*PROBLEM TO SOLVE*.
Sort through the data and copy the lines holding the word "phone".

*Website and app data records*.
----------

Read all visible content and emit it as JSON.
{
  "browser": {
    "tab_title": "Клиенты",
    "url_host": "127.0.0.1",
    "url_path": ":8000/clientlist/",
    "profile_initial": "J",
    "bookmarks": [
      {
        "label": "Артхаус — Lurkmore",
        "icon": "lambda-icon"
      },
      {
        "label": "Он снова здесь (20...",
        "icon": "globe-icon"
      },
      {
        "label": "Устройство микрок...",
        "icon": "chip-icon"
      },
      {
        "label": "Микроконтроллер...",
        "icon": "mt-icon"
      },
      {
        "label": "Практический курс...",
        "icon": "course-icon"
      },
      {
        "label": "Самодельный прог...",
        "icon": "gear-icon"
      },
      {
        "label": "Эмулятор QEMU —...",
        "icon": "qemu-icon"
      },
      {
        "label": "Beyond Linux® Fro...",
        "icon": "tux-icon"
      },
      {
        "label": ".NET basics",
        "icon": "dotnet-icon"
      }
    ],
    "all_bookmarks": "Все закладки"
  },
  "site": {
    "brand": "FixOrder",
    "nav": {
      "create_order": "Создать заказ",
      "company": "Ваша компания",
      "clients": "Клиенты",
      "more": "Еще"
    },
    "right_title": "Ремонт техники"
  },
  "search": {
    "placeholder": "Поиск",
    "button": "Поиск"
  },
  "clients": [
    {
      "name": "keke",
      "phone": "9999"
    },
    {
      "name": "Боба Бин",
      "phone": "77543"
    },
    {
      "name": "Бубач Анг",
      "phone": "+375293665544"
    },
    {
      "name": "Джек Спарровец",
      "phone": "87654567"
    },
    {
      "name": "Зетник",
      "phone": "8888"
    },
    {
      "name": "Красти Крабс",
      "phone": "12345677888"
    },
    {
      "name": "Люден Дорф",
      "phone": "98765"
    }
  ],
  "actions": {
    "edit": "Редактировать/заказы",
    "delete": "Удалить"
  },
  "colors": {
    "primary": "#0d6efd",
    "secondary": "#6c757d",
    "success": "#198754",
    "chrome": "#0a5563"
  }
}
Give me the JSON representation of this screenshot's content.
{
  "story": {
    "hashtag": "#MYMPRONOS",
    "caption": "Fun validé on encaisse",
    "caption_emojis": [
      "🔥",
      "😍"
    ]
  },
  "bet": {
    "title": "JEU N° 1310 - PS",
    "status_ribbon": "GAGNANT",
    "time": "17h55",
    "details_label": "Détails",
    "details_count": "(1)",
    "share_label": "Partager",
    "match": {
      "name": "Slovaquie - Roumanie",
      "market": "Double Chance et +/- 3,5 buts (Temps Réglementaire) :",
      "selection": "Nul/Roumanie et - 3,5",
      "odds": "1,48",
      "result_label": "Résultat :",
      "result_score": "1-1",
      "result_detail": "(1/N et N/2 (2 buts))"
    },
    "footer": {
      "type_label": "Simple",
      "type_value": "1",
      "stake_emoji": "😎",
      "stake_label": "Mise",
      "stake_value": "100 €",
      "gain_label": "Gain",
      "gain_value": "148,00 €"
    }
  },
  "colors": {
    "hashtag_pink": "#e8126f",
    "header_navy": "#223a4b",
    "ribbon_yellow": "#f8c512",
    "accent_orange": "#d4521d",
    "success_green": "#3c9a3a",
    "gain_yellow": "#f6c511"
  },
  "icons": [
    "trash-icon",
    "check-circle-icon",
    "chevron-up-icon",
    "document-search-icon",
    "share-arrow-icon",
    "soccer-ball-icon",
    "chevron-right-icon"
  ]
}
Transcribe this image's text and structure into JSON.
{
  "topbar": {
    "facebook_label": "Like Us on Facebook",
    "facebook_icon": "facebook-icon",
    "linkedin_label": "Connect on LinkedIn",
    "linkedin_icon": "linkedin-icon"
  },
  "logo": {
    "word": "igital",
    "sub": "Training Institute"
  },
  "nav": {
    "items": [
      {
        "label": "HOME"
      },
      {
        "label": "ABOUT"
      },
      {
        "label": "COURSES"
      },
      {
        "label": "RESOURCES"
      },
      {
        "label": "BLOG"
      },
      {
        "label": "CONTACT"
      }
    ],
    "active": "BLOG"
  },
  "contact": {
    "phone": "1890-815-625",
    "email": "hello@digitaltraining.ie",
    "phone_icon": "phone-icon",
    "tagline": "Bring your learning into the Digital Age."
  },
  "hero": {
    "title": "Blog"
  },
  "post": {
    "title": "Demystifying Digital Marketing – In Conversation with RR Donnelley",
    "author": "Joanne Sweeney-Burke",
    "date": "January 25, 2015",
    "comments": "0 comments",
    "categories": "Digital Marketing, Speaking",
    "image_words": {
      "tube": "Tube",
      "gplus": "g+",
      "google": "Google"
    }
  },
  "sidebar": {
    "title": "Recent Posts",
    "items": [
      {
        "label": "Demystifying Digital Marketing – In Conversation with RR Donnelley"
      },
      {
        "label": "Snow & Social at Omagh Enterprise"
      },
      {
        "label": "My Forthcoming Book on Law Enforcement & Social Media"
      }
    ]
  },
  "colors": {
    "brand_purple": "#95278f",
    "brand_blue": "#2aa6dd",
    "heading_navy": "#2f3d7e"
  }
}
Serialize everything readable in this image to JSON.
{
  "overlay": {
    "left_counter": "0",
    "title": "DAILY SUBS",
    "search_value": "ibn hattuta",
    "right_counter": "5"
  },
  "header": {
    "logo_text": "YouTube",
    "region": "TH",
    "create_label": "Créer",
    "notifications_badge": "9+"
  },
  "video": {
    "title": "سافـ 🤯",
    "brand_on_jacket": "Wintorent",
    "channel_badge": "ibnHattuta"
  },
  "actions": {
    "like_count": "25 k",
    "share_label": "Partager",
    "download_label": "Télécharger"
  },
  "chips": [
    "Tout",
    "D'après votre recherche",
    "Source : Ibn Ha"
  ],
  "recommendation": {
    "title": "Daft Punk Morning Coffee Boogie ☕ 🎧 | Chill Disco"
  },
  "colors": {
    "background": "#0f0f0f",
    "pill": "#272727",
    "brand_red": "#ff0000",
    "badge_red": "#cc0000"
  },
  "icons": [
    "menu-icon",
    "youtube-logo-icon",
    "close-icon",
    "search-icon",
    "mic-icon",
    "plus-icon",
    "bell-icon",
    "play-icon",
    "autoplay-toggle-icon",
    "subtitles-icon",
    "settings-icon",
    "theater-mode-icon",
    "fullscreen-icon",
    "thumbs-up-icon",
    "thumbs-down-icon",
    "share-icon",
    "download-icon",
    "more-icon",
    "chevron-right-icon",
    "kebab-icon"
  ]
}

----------

*FINISHED TASK*.
      "phone": "9999"
      "phone": "77543"
      "phone": "+375293665544"
      "phone": "87654567"
      "phone": "8888"
      "phone": "12345677888"
      "phone": "98765"
    "phone": "1890-815-625",
    "phone_icon": "phone-icon",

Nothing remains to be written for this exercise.